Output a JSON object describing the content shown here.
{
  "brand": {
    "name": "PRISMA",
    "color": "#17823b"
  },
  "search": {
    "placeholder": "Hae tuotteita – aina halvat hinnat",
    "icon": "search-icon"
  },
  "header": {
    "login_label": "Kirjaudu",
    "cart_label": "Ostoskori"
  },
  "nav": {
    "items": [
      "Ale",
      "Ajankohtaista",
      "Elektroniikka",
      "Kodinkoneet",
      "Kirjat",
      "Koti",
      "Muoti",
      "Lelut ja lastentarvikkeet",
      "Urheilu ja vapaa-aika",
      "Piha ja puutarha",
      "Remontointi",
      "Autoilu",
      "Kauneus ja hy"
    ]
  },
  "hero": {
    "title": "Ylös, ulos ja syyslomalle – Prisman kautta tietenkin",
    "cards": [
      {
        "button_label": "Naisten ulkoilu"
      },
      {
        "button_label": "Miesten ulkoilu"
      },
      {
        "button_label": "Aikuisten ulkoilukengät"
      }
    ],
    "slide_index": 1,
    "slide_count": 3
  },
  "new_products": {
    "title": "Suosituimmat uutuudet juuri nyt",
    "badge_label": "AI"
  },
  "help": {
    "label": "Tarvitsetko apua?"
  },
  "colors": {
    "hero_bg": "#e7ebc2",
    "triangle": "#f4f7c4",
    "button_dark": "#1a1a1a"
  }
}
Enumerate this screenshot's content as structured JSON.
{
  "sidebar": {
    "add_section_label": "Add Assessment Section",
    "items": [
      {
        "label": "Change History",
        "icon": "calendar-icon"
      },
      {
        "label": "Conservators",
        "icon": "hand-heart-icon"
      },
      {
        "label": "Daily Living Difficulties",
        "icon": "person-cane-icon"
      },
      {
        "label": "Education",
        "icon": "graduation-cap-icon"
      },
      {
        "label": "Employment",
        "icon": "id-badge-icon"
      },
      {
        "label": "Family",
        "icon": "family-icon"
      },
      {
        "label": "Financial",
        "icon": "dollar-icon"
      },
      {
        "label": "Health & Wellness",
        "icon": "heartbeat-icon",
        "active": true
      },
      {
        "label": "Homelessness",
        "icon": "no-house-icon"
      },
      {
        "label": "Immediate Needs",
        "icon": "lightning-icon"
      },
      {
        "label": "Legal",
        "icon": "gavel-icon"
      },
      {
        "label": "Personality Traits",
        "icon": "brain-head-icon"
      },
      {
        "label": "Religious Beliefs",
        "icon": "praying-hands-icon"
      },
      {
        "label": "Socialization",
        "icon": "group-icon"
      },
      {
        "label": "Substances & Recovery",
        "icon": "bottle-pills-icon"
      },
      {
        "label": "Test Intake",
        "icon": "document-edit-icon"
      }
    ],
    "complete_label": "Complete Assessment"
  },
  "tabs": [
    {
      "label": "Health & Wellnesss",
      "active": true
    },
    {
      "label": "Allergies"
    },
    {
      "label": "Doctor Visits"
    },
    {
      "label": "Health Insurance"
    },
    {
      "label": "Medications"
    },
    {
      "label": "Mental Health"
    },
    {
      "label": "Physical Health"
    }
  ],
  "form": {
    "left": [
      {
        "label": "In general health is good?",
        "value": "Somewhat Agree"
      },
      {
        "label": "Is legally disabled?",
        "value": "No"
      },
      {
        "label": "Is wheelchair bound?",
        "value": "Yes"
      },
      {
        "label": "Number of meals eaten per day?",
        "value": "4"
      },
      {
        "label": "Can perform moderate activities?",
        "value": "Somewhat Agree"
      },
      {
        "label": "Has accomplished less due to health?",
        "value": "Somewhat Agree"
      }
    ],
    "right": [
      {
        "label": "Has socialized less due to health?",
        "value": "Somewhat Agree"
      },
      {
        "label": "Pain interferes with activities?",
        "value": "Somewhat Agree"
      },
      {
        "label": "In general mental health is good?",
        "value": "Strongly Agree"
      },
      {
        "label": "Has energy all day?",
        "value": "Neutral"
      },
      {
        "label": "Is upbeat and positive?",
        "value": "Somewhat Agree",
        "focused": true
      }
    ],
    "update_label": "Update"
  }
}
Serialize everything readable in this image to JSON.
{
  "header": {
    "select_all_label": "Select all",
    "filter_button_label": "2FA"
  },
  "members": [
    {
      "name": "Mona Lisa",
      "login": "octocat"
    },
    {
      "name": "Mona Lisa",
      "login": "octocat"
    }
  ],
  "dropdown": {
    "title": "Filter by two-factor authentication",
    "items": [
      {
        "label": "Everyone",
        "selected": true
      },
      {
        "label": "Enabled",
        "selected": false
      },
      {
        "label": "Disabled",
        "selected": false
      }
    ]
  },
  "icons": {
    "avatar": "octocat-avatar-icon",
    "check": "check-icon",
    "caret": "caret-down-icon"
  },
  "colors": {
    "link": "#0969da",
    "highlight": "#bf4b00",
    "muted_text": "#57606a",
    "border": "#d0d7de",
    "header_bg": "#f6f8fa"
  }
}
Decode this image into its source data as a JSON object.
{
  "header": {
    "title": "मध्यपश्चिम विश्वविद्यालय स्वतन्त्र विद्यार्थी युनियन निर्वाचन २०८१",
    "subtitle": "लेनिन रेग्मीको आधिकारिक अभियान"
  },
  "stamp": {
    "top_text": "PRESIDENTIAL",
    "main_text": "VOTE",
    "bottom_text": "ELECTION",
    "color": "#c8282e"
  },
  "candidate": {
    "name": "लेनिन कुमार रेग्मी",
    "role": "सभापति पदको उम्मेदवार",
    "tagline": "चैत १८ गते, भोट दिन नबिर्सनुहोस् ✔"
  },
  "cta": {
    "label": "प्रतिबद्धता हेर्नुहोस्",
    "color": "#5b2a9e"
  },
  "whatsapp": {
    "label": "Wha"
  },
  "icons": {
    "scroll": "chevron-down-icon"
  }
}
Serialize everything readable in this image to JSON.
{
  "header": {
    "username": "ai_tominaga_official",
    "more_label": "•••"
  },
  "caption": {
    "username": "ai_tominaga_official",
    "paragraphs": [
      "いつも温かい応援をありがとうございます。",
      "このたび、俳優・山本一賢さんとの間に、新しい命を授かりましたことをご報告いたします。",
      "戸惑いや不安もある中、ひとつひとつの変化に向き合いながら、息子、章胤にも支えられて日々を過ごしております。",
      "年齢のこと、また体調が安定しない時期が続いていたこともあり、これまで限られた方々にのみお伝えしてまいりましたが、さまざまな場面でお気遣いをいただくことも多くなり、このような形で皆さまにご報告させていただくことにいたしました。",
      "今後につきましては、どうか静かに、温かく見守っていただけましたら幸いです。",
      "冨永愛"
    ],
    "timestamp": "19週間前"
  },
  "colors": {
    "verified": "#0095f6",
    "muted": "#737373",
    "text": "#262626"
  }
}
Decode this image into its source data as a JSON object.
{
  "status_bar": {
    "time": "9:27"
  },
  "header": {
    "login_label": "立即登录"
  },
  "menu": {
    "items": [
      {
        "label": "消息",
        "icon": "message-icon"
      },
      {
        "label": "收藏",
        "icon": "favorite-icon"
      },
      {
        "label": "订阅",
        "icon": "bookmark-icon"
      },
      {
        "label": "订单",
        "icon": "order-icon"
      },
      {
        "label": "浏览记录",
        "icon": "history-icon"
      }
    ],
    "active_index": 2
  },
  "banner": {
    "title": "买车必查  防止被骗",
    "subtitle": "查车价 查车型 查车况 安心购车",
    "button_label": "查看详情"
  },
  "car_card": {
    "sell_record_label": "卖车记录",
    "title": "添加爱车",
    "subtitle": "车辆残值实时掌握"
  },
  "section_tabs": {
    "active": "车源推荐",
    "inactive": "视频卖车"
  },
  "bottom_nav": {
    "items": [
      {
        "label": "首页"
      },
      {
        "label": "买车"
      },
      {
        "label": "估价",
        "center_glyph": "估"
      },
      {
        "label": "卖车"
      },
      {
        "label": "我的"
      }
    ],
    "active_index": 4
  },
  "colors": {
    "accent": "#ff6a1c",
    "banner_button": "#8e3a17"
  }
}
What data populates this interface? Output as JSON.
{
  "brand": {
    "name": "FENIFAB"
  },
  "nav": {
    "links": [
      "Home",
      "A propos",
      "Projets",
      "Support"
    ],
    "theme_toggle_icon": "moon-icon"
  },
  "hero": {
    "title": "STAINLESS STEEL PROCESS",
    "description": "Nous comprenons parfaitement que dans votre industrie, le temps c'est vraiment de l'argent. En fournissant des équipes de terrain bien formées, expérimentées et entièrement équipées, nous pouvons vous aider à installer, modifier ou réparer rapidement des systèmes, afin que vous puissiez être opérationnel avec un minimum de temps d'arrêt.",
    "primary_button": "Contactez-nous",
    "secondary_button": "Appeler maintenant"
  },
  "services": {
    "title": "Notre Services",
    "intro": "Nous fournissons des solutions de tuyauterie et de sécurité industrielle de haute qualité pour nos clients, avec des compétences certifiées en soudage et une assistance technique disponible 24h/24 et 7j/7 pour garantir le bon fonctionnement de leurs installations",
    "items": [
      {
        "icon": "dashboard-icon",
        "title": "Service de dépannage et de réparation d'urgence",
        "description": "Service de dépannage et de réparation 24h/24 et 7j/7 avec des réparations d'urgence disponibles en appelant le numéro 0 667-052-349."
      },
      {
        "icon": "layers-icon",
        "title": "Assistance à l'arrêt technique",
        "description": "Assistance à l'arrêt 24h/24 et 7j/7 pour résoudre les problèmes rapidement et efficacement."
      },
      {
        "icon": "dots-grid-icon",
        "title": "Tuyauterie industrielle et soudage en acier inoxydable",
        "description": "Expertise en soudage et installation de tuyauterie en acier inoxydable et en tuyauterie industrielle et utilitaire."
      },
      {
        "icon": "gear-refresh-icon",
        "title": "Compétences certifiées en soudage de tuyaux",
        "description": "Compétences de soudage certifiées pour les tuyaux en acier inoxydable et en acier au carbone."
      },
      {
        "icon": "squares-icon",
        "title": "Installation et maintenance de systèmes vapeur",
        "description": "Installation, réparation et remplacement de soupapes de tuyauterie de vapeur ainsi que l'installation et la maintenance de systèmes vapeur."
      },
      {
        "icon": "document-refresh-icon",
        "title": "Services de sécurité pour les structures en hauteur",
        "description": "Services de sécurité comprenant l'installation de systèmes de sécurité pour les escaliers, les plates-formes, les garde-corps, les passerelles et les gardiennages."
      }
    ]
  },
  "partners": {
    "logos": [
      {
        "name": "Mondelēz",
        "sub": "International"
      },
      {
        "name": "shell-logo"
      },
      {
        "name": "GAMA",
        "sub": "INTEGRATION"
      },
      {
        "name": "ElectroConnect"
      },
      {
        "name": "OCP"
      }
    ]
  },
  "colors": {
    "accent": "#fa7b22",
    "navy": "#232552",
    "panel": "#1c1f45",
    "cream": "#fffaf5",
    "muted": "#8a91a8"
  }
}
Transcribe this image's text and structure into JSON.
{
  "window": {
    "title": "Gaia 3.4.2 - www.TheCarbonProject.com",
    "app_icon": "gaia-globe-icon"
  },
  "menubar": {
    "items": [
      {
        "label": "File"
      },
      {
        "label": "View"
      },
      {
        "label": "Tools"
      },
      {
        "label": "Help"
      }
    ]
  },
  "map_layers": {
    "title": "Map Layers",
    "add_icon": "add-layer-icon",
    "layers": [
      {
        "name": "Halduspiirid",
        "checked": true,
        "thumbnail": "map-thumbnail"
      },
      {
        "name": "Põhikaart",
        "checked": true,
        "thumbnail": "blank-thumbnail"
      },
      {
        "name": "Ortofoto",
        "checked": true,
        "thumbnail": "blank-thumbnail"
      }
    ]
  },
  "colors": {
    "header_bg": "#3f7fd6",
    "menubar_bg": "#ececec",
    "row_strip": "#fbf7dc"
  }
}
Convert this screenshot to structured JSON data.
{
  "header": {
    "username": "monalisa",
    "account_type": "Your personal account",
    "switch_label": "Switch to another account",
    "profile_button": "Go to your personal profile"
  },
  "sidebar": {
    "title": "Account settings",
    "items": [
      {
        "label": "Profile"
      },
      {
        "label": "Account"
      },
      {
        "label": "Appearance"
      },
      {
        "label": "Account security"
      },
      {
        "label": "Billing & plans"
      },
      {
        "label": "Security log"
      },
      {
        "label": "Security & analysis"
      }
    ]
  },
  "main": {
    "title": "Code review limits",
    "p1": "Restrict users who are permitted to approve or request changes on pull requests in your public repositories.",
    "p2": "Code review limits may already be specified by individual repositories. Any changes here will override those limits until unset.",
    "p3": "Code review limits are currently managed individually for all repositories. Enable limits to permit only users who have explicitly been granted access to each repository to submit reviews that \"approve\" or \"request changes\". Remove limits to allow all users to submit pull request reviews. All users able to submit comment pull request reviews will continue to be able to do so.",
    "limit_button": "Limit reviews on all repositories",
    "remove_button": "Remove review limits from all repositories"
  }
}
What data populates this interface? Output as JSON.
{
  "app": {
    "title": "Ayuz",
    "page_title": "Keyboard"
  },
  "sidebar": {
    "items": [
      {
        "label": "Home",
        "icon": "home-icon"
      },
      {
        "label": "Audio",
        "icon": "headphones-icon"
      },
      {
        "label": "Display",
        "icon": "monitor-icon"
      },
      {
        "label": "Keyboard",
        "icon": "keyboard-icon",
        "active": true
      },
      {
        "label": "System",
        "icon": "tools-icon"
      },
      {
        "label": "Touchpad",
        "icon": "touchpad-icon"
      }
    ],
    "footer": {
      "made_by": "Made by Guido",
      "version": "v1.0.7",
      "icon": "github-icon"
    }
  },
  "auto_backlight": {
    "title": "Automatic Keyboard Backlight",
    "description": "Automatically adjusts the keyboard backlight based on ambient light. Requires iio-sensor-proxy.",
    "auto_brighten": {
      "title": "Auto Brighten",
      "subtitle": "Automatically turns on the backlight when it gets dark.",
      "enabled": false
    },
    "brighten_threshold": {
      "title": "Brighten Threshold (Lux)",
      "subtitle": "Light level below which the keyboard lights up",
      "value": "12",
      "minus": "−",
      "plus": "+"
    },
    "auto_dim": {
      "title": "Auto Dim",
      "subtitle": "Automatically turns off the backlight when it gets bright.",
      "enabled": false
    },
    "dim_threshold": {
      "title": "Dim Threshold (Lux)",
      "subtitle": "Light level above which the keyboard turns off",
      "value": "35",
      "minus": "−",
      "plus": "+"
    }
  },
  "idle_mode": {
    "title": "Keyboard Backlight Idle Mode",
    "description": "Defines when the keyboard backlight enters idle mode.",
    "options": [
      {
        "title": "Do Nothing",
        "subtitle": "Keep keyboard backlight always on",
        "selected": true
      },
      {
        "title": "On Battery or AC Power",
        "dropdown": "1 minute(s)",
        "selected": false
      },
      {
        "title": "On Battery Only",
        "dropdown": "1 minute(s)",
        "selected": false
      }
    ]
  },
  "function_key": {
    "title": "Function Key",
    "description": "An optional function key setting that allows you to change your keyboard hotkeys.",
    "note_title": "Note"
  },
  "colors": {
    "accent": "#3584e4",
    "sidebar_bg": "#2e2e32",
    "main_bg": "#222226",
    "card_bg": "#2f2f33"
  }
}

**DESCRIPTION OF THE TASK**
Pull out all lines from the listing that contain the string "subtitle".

**WRITTEN SOLUTION**
    "subtitle": "लेनिन रेग्मीको आधिकारिक अभियान"
    "subtitle": "查车价 查车型 查车况 安心购车",
    "subtitle": "车辆残值实时掌握"
      "subtitle": "Automatically turns on the backlight when it gets dark.",
      "subtitle": "Light level below which the keyboard lights up",
      "subtitle": "Automatically turns off the backlight when it gets bright.",
      "subtitle": "Light level above which the keyboard turns off",
        "subtitle": "Keep keyboard backlight always on",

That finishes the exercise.